• _Listed entries_:

※ ※ ※

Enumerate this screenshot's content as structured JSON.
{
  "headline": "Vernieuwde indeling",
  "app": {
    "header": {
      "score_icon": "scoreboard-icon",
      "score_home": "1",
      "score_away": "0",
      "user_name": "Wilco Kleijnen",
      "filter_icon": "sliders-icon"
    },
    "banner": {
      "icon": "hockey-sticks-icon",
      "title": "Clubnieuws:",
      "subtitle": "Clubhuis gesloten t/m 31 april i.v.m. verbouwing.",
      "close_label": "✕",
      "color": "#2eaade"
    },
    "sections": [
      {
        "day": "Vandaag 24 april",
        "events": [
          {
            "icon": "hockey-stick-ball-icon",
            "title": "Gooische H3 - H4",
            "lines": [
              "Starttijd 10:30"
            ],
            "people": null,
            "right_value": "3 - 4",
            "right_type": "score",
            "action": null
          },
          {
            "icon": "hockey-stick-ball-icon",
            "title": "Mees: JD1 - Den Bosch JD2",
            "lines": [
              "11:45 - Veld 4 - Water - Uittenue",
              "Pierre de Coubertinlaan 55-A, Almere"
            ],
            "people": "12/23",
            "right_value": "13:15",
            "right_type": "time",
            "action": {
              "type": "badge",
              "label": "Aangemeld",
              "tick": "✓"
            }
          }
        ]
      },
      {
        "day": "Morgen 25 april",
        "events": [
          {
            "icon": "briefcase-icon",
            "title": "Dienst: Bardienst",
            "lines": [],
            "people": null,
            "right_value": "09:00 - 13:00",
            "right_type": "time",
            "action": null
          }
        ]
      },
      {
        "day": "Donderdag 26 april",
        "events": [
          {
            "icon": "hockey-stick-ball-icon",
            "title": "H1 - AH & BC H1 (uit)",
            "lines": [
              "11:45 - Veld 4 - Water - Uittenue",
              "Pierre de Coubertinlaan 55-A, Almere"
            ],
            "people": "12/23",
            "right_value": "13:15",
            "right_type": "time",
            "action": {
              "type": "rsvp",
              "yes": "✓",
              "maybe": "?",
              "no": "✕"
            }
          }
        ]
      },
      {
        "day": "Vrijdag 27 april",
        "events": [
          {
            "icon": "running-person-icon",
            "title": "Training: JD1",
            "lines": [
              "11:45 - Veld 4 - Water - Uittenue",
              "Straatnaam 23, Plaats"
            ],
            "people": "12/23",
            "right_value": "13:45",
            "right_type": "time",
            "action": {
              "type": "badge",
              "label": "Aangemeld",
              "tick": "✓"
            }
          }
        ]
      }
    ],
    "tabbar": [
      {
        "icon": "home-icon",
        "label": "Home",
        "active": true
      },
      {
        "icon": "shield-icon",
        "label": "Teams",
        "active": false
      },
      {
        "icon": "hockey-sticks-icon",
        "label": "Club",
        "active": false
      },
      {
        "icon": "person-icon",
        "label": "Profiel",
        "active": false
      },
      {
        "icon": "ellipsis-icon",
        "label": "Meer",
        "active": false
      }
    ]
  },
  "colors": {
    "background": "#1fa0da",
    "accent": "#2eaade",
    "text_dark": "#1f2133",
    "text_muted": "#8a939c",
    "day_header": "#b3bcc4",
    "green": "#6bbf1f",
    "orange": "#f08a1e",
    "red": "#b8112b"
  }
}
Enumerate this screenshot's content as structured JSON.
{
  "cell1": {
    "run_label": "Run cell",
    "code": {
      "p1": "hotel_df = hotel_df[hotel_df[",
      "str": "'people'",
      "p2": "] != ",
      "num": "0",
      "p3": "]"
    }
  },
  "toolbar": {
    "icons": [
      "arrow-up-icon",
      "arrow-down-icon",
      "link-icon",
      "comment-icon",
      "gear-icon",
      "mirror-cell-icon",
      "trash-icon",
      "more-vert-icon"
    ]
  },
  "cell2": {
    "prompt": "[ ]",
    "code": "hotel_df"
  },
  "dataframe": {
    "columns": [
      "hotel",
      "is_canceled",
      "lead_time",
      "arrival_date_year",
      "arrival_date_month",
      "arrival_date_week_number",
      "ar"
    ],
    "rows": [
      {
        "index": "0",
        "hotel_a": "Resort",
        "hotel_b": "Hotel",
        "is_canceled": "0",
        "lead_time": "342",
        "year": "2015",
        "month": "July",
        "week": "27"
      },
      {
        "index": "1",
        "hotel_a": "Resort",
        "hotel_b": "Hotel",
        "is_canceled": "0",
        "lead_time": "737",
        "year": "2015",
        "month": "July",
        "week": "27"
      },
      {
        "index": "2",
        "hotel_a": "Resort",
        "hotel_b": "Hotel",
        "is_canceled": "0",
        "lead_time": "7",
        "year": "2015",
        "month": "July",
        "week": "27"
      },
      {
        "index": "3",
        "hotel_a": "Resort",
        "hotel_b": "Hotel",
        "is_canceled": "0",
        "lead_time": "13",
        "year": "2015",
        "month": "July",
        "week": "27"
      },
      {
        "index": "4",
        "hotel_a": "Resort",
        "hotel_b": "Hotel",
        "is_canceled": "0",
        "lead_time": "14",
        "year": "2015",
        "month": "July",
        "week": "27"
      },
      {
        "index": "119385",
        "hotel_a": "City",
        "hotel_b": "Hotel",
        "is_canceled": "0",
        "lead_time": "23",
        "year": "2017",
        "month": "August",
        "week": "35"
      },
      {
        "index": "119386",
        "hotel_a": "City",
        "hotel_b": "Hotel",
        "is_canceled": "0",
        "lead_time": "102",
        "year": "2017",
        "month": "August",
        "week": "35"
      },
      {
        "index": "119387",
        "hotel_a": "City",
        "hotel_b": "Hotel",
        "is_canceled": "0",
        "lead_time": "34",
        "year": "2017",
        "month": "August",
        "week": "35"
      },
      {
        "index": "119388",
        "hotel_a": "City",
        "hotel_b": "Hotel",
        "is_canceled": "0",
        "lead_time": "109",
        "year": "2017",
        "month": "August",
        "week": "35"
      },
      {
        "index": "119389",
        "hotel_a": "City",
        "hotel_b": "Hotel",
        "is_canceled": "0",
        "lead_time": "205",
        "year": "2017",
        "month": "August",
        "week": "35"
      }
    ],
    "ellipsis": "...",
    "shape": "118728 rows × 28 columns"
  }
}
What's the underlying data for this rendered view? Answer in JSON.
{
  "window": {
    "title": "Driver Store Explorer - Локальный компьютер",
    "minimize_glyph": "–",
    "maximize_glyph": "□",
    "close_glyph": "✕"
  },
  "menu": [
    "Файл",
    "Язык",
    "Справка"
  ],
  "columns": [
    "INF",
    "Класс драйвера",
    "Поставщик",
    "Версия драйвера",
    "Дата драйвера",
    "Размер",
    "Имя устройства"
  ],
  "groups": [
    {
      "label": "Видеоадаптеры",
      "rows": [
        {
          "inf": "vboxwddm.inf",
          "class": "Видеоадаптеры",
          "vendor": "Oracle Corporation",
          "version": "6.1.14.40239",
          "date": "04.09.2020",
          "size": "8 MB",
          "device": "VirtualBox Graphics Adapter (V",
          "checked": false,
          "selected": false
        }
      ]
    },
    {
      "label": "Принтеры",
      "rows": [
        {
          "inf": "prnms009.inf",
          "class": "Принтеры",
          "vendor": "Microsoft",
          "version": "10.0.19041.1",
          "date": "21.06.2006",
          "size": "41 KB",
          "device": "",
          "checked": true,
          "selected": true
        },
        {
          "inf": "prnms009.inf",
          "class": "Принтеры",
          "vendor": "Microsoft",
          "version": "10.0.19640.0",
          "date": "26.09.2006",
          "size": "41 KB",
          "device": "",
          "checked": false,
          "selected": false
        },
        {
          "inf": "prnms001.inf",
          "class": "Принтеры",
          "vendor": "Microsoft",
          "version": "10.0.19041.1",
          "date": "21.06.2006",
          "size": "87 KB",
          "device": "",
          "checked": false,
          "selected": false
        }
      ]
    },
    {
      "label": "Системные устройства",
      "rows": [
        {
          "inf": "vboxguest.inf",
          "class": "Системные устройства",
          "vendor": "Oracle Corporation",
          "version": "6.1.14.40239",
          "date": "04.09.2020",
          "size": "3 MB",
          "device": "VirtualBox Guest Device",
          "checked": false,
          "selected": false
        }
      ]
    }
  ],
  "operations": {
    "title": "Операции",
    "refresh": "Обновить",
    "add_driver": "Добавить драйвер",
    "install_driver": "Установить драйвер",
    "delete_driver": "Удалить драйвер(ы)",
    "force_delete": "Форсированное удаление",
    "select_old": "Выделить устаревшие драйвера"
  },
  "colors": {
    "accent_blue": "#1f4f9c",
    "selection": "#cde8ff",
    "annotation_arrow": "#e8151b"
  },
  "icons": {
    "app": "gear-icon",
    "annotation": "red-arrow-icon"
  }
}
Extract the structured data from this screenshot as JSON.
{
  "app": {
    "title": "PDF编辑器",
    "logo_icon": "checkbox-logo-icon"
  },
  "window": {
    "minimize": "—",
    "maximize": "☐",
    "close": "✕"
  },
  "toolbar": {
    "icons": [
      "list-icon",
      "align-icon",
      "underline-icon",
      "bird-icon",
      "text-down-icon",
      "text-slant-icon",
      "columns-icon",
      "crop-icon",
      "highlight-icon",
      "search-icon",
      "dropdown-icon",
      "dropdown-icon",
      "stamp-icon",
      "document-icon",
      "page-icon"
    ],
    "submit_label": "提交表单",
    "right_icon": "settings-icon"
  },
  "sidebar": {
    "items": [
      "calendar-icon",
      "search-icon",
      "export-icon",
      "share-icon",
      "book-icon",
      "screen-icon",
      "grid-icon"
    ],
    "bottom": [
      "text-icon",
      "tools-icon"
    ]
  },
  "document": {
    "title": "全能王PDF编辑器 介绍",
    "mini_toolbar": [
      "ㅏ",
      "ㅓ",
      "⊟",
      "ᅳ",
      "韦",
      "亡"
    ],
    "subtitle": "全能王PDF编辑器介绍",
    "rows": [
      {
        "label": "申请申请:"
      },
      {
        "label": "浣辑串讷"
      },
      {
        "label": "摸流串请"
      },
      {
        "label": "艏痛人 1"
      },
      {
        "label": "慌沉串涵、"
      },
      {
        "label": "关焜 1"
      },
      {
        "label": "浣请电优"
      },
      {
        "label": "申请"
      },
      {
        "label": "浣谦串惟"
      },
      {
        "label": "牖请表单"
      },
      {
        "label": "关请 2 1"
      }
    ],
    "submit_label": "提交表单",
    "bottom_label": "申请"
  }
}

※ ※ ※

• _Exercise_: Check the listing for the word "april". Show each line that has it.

• _Finished exercise_:
      "subtitle": "Clubhuis gesloten t/m 31 april i.v.m. verbouwing.",
        "day": "Vandaag 24 april",
        "day": "Morgen 25 april",
        "day": "Donderdag 26 april",
        "day": "Vrijdag 27 april",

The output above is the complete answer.